**Task directions:** The records below are to be repeated exactly, and their pictures left out.

**Information provided:**
##############################
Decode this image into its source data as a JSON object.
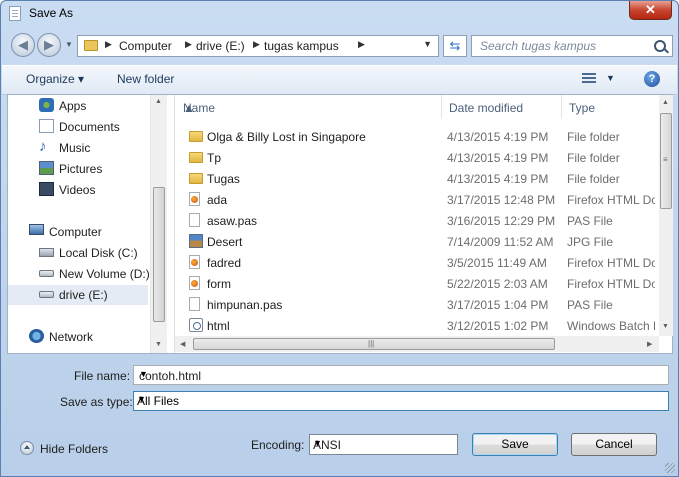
{
  "window": {
    "title": "Save As",
    "close_label": "✕"
  },
  "address_bar": {
    "breadcrumbs": [
      "Computer",
      "drive (E:)",
      "tugas kampus"
    ],
    "search_placeholder": "Search tugas kampus"
  },
  "toolbar": {
    "organize_label": "Organize ▾",
    "new_folder_label": "New folder",
    "help_label": "?"
  },
  "sidebar": {
    "items": [
      {
        "label": "Apps",
        "icon": "apps-icon"
      },
      {
        "label": "Documents",
        "icon": "documents-icon"
      },
      {
        "label": "Music",
        "icon": "music-icon"
      },
      {
        "label": "Pictures",
        "icon": "pictures-icon"
      },
      {
        "label": "Videos",
        "icon": "videos-icon"
      },
      {
        "label": "Computer",
        "icon": "computer-icon"
      },
      {
        "label": "Local Disk (C:)",
        "icon": "disk-icon"
      },
      {
        "label": "New Volume (D:)",
        "icon": "drive-icon"
      },
      {
        "label": "drive (E:)",
        "icon": "drive-icon",
        "selected": true
      },
      {
        "label": "Network",
        "icon": "network-icon"
      }
    ]
  },
  "file_list": {
    "columns": [
      "Name",
      "Date modified",
      "Type"
    ],
    "rows": [
      {
        "name": "Olga & Billy Lost in Singapore",
        "date": "4/13/2015 4:19 PM",
        "type": "File folder",
        "icon": "folder-icon"
      },
      {
        "name": "Tp",
        "date": "4/13/2015 4:19 PM",
        "type": "File folder",
        "icon": "folder-icon"
      },
      {
        "name": "Tugas",
        "date": "4/13/2015 4:19 PM",
        "type": "File folder",
        "icon": "folder-icon"
      },
      {
        "name": "ada",
        "date": "3/17/2015 12:48 PM",
        "type": "Firefox HTML Document",
        "icon": "firefox-html-icon"
      },
      {
        "name": "asaw.pas",
        "date": "3/16/2015 12:29 PM",
        "type": "PAS File",
        "icon": "file-icon"
      },
      {
        "name": "Desert",
        "date": "7/14/2009 11:52 AM",
        "type": "JPG File",
        "icon": "image-icon"
      },
      {
        "name": "fadred",
        "date": "3/5/2015 11:49 AM",
        "type": "Firefox HTML Document",
        "icon": "firefox-html-icon"
      },
      {
        "name": "form",
        "date": "5/22/2015 2:03 AM",
        "type": "Firefox HTML Document",
        "icon": "firefox-html-icon"
      },
      {
        "name": "himpunan.pas",
        "date": "3/17/2015 1:04 PM",
        "type": "PAS File",
        "icon": "file-icon"
      },
      {
        "name": "html",
        "date": "3/12/2015 1:02 PM",
        "type": "Windows Batch File",
        "icon": "batch-file-icon"
      }
    ]
  },
  "form": {
    "file_name_label": "File name:",
    "file_name_value": "contoh.html",
    "save_type_label": "Save as type:",
    "save_type_value": "All Files"
  },
  "footer": {
    "hide_folders_label": "Hide Folders",
    "encoding_label": "Encoding:",
    "encoding_value": "ANSI",
    "save_label": "Save",
    "cancel_label": "Cancel"
  }
}
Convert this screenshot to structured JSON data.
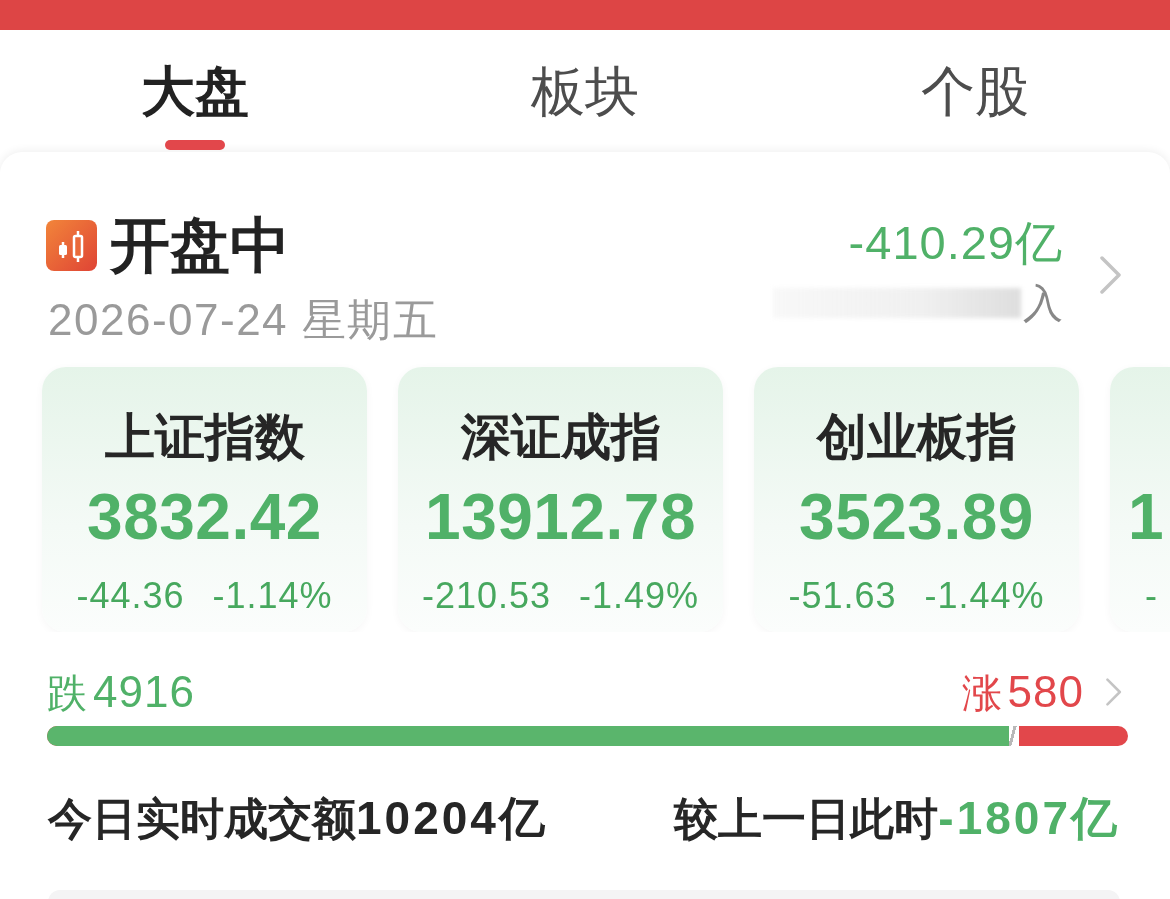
{
  "tabs": [
    {
      "label": "大盘",
      "selected": true
    },
    {
      "label": "板块",
      "selected": false
    },
    {
      "label": "个股",
      "selected": false
    }
  ],
  "market": {
    "status": "开盘中",
    "date": "2026-07-24 星期五",
    "flow": {
      "value": "-410.29亿",
      "label": "入"
    }
  },
  "indices": [
    {
      "name": "上证指数",
      "value": "3832.42",
      "change": "-44.36",
      "change_pct": "-1.14%"
    },
    {
      "name": "深证成指",
      "value": "13912.78",
      "change": "-210.53",
      "change_pct": "-1.49%"
    },
    {
      "name": "创业板指",
      "value": "3523.89",
      "change": "-51.63",
      "change_pct": "-1.44%"
    },
    {
      "value": "1",
      "change": "-"
    }
  ],
  "breadth": {
    "fall_label": "跌",
    "fall_count": "4916",
    "rise_label": "涨",
    "rise_count": "580",
    "level": 0.89
  },
  "turnover": {
    "label": "今日实时成交额",
    "value": "10204亿",
    "compare_label": "较上一日此时",
    "compare_value": "-1807亿"
  }
}
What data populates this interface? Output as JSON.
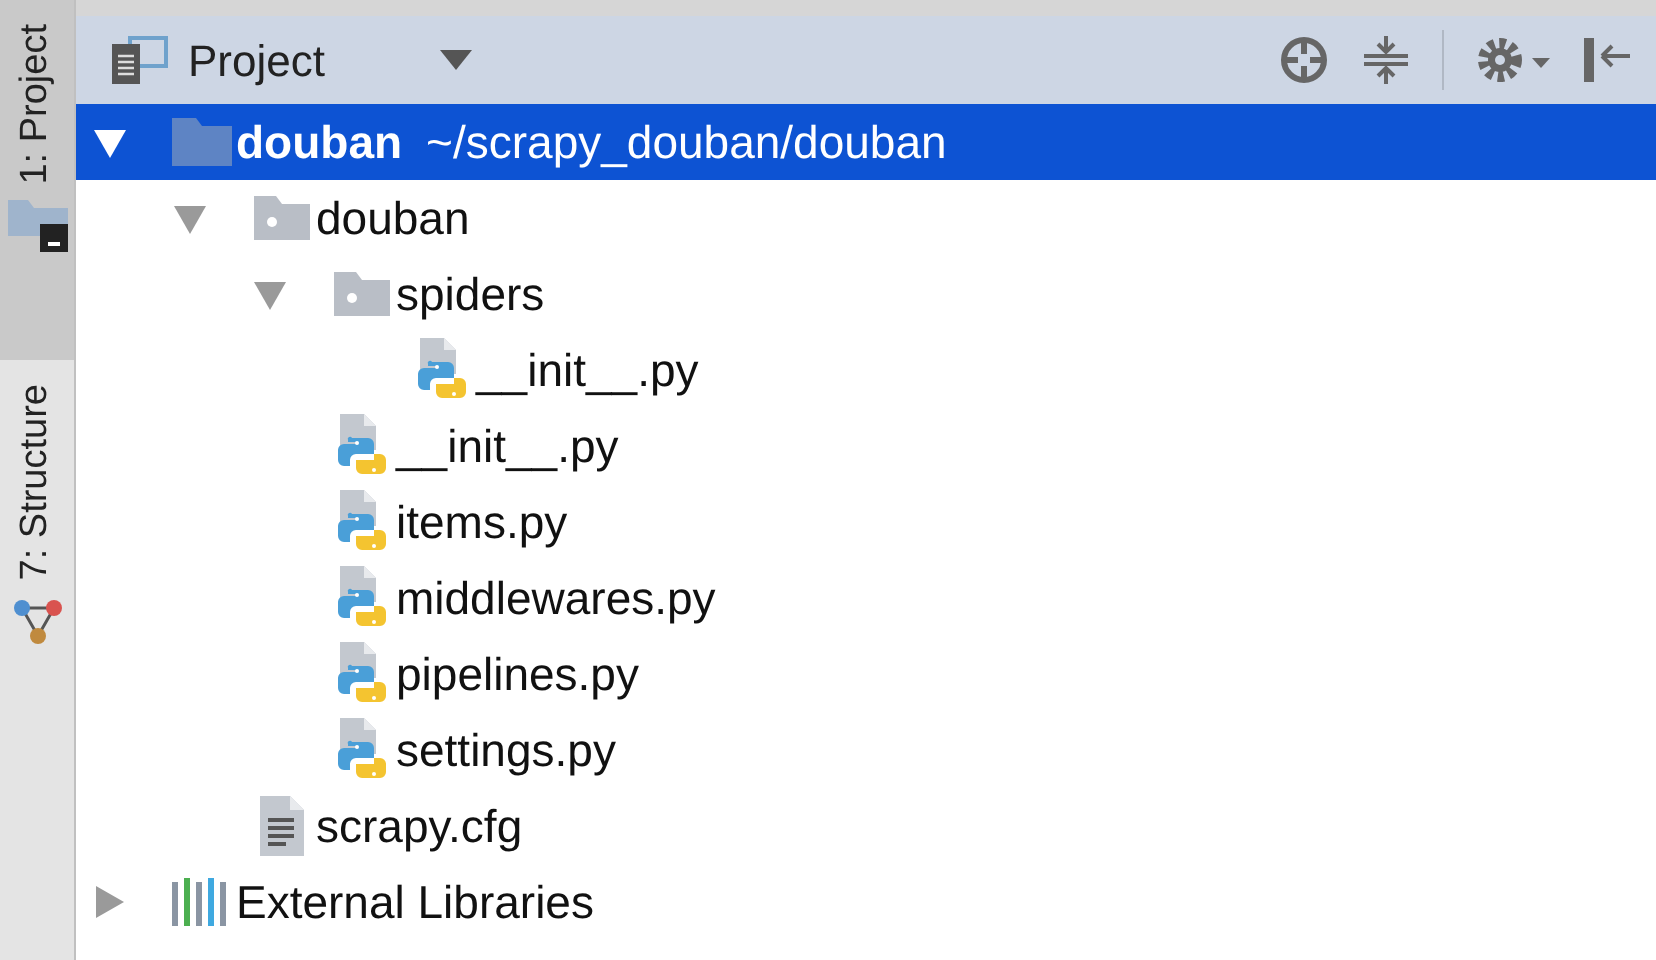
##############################
**Solution:**
Decode this image into its source data as a JSON object.
{
  "window": {
    "title": "Save As",
    "close_label": "✕"
  },
  "address_bar": {
    "breadcrumbs": [
      "Computer",
      "drive (E:)",
      "tugas kampus"
    ],
    "search_placeholder": "Search tugas kampus"
  },
  "toolbar": {
    "organize_label": "Organize ▾",
    "new_folder_label": "New folder",
    "help_label": "?"
  },
  "sidebar": {
    "items": [
      {
        "label": "Apps",
        "icon": "apps-icon"
      },
      {
        "label": "Documents",
        "icon": "documents-icon"
      },
      {
        "label": "Music",
        "icon": "music-icon"
      },
      {
        "label": "Pictures",
        "icon": "pictures-icon"
      },
      {
        "label": "Videos",
        "icon": "videos-icon"
      },
      {
        "label": "Computer",
        "icon": "computer-icon"
      },
      {
        "label": "Local Disk (C:)",
        "icon": "disk-icon"
      },
      {
        "label": "New Volume (D:)",
        "icon": "drive-icon"
      },
      {
        "label": "drive (E:)",
        "icon": "drive-icon",
        "selected": true
      },
      {
        "label": "Network",
        "icon": "network-icon"
      }
    ]
  },
  "file_list": {
    "columns": [
      "Name",
      "Date modified",
      "Type"
    ],
    "rows": [
      {
        "name": "Olga & Billy Lost in Singapore",
        "date": "4/13/2015 4:19 PM",
        "type": "File folder",
        "icon": "folder-icon"
      },
      {
        "name": "Tp",
        "date": "4/13/2015 4:19 PM",
        "type": "File folder",
        "icon": "folder-icon"
      },
      {
        "name": "Tugas",
        "date": "4/13/2015 4:19 PM",
        "type": "File folder",
        "icon": "folder-icon"
      },
      {
        "name": "ada",
        "date": "3/17/2015 12:48 PM",
        "type": "Firefox HTML Document",
        "icon": "firefox-html-icon"
      },
      {
        "name": "asaw.pas",
        "date": "3/16/2015 12:29 PM",
        "type": "PAS File",
        "icon": "file-icon"
      },
      {
        "name": "Desert",
        "date": "7/14/2009 11:52 AM",
        "type": "JPG File",
        "icon": "image-icon"
      },
      {
        "name": "fadred",
        "date": "3/5/2015 11:49 AM",
        "type": "Firefox HTML Document",
        "icon": "firefox-html-icon"
      },
      {
        "name": "form",
        "date": "5/22/2015 2:03 AM",
        "type": "Firefox HTML Document",
        "icon": "firefox-html-icon"
      },
      {
        "name": "himpunan.pas",
        "date": "3/17/2015 1:04 PM",
        "type": "PAS File",
        "icon": "file-icon"
      },
      {
        "name": "html",
        "date": "3/12/2015 1:02 PM",
        "type": "Windows Batch File",
        "icon": "batch-file-icon"
      }
    ]
  },
  "form": {
    "file_name_label": "File name:",
    "file_name_value": "contoh.html",
    "save_type_label": "Save as type:",
    "save_type_value": "All Files"
  },
  "footer": {
    "hide_folders_label": "Hide Folders",
    "encoding_label": "Encoding:",
    "encoding_value": "ANSI",
    "save_label": "Save",
    "cancel_label": "Cancel"
  }
}
Convert this screenshot to structured JSON data.
{
  "tabs": [
    {
      "label": "大盘",
      "selected": true
    },
    {
      "label": "板块",
      "selected": false
    },
    {
      "label": "个股",
      "selected": false
    }
  ],
  "market": {
    "status": "开盘中",
    "date": "2026-07-24 星期五",
    "flow": {
      "value": "-410.29亿",
      "label": "入"
    }
  },
  "indices": [
    {
      "name": "上证指数",
      "value": "3832.42",
      "change": "-44.36",
      "change_pct": "-1.14%"
    },
    {
      "name": "深证成指",
      "value": "13912.78",
      "change": "-210.53",
      "change_pct": "-1.49%"
    },
    {
      "name": "创业板指",
      "value": "3523.89",
      "change": "-51.63",
      "change_pct": "-1.44%"
    },
    {
      "value": "1",
      "change": "-"
    }
  ],
  "breadth": {
    "fall_label": "跌",
    "fall_count": "4916",
    "rise_label": "涨",
    "rise_count": "580",
    "level": 0.89
  },
  "turnover": {
    "label": "今日实时成交额",
    "value": "10204亿",
    "compare_label": "较上一日此时",
    "compare_value": "-1807亿"
  }
}
What data populates this interface? Output as JSON.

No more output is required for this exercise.